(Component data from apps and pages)
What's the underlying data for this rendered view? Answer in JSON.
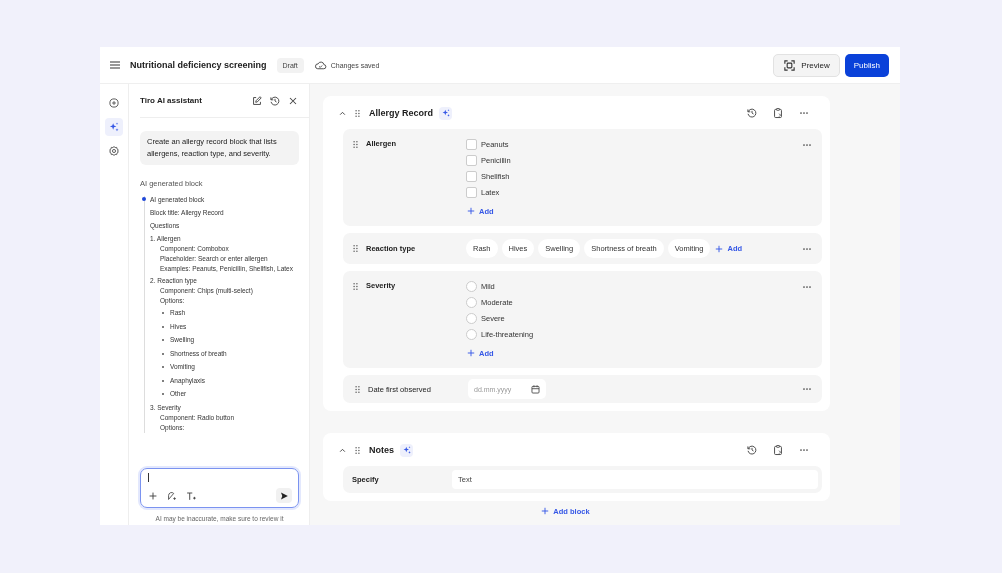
{
  "topbar": {
    "title": "Nutritional deficiency screening",
    "status_badge": "Draft",
    "save_status": "Changes saved",
    "buttons": [
      {
        "label": "Preview",
        "kind": "secondary"
      },
      {
        "label": "Publish",
        "kind": "primary"
      }
    ]
  },
  "rail": [
    {
      "kind": "add",
      "selected": false
    },
    {
      "kind": "ai",
      "selected": true
    },
    {
      "kind": "settings",
      "selected": false
    }
  ],
  "assistant": {
    "title": "Tiro AI assistant",
    "user_message": "Create an allergy record block that lists allergens, reaction type, and severity.",
    "response_heading": "AI generated block",
    "generated": {
      "title": "AI generated block",
      "lines": [
        "Block title: Allergy Record",
        "Questions"
      ],
      "questions": [
        {
          "number": "1.",
          "title": "Allergen",
          "details": [
            "Component: Combobox",
            "Placeholder: Search or enter allergen",
            "Examples: Peanuts, Penicillin, Shellfish, Latex"
          ]
        },
        {
          "number": "2.",
          "title": "Reaction type",
          "details": [
            "Component: Chips (multi-select)",
            "Options:"
          ],
          "options": [
            "Rash",
            "Hives",
            "Swelling",
            "Shortness of breath",
            "Vomiting",
            "Anaphylaxis",
            "Other"
          ]
        },
        {
          "number": "3.",
          "title": "Severity",
          "details": [
            "Component: Radio button",
            "Options:"
          ]
        }
      ]
    },
    "disclaimer": "AI may be inaccurate, make sure to review it"
  },
  "blocks": [
    {
      "title": "Allergy Record",
      "ai": true,
      "expanded": true,
      "questions": [
        {
          "kind": "checkbox",
          "label": "Allergen",
          "draggable": true,
          "options": [
            {
              "label": "Peanuts",
              "checked": false
            },
            {
              "label": "Penicillin",
              "checked": false
            },
            {
              "label": "Shellfish",
              "checked": false
            },
            {
              "label": "Latex",
              "checked": false
            }
          ],
          "add": "Add"
        },
        {
          "kind": "chips",
          "label": "Reaction type",
          "draggable": true,
          "options": [
            {
              "label": "Rash",
              "selected": false
            },
            {
              "label": "Hives",
              "selected": false
            },
            {
              "label": "Swelling",
              "selected": false
            },
            {
              "label": "Shortness of breath",
              "selected": false
            },
            {
              "label": "Vomiting",
              "selected": false
            }
          ],
          "add": "Add"
        },
        {
          "kind": "radio",
          "label": "Severity",
          "draggable": true,
          "options": [
            {
              "label": "Mild",
              "selected": false
            },
            {
              "label": "Moderate",
              "selected": false
            },
            {
              "label": "Severe",
              "selected": false
            },
            {
              "label": "Life-threatening",
              "selected": false
            }
          ],
          "add": "Add"
        },
        {
          "kind": "date",
          "label": "Date first observed",
          "draggable": true,
          "placeholder": "dd.mm.yyyy"
        }
      ]
    },
    {
      "title": "Notes",
      "ai": true,
      "expanded": true,
      "questions": [
        {
          "kind": "text",
          "label": "Specify",
          "draggable": false,
          "placeholder": "Text"
        }
      ]
    }
  ],
  "add_block": "Add block"
}
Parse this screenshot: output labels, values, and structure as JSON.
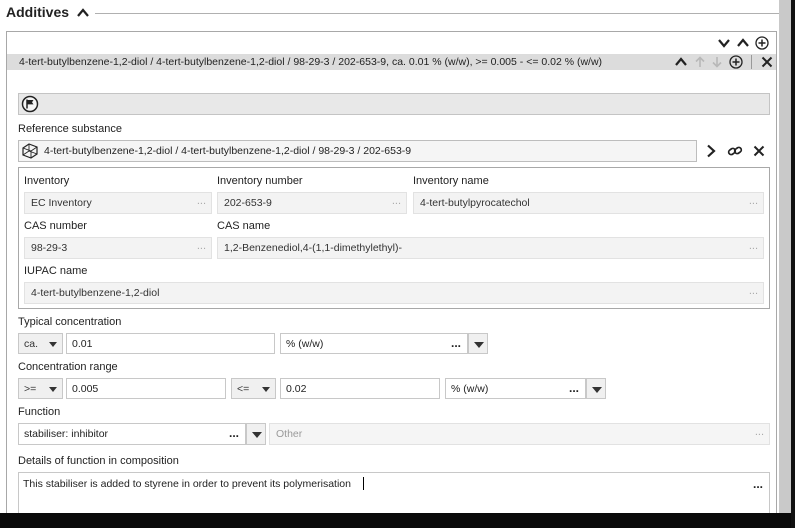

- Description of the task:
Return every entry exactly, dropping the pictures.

- Solved problem:
What's the underlying data for this rendered view? Answer in JSON.
{
  "topbar": {
    "title": "Nutritional deficiency screening",
    "status_badge": "Draft",
    "save_status": "Changes saved",
    "buttons": [
      {
        "label": "Preview",
        "kind": "secondary"
      },
      {
        "label": "Publish",
        "kind": "primary"
      }
    ]
  },
  "rail": [
    {
      "kind": "add",
      "selected": false
    },
    {
      "kind": "ai",
      "selected": true
    },
    {
      "kind": "settings",
      "selected": false
    }
  ],
  "assistant": {
    "title": "Tiro AI assistant",
    "user_message": "Create an allergy record block that lists allergens, reaction type, and severity.",
    "response_heading": "AI generated block",
    "generated": {
      "title": "AI generated block",
      "lines": [
        "Block title: Allergy Record",
        "Questions"
      ],
      "questions": [
        {
          "number": "1.",
          "title": "Allergen",
          "details": [
            "Component: Combobox",
            "Placeholder: Search or enter allergen",
            "Examples: Peanuts, Penicillin, Shellfish, Latex"
          ]
        },
        {
          "number": "2.",
          "title": "Reaction type",
          "details": [
            "Component: Chips (multi-select)",
            "Options:"
          ],
          "options": [
            "Rash",
            "Hives",
            "Swelling",
            "Shortness of breath",
            "Vomiting",
            "Anaphylaxis",
            "Other"
          ]
        },
        {
          "number": "3.",
          "title": "Severity",
          "details": [
            "Component: Radio button",
            "Options:"
          ]
        }
      ]
    },
    "disclaimer": "AI may be inaccurate, make sure to review it"
  },
  "blocks": [
    {
      "title": "Allergy Record",
      "ai": true,
      "expanded": true,
      "questions": [
        {
          "kind": "checkbox",
          "label": "Allergen",
          "draggable": true,
          "options": [
            {
              "label": "Peanuts",
              "checked": false
            },
            {
              "label": "Penicillin",
              "checked": false
            },
            {
              "label": "Shellfish",
              "checked": false
            },
            {
              "label": "Latex",
              "checked": false
            }
          ],
          "add": "Add"
        },
        {
          "kind": "chips",
          "label": "Reaction type",
          "draggable": true,
          "options": [
            {
              "label": "Rash",
              "selected": false
            },
            {
              "label": "Hives",
              "selected": false
            },
            {
              "label": "Swelling",
              "selected": false
            },
            {
              "label": "Shortness of breath",
              "selected": false
            },
            {
              "label": "Vomiting",
              "selected": false
            }
          ],
          "add": "Add"
        },
        {
          "kind": "radio",
          "label": "Severity",
          "draggable": true,
          "options": [
            {
              "label": "Mild",
              "selected": false
            },
            {
              "label": "Moderate",
              "selected": false
            },
            {
              "label": "Severe",
              "selected": false
            },
            {
              "label": "Life-threatening",
              "selected": false
            }
          ],
          "add": "Add"
        },
        {
          "kind": "date",
          "label": "Date first observed",
          "draggable": true,
          "placeholder": "dd.mm.yyyy"
        }
      ]
    },
    {
      "title": "Notes",
      "ai": true,
      "expanded": true,
      "questions": [
        {
          "kind": "text",
          "label": "Specify",
          "draggable": false,
          "placeholder": "Text"
        }
      ]
    }
  ],
  "add_block": "Add block"
}
Parse this screenshot: output labels, values, and structure as JSON.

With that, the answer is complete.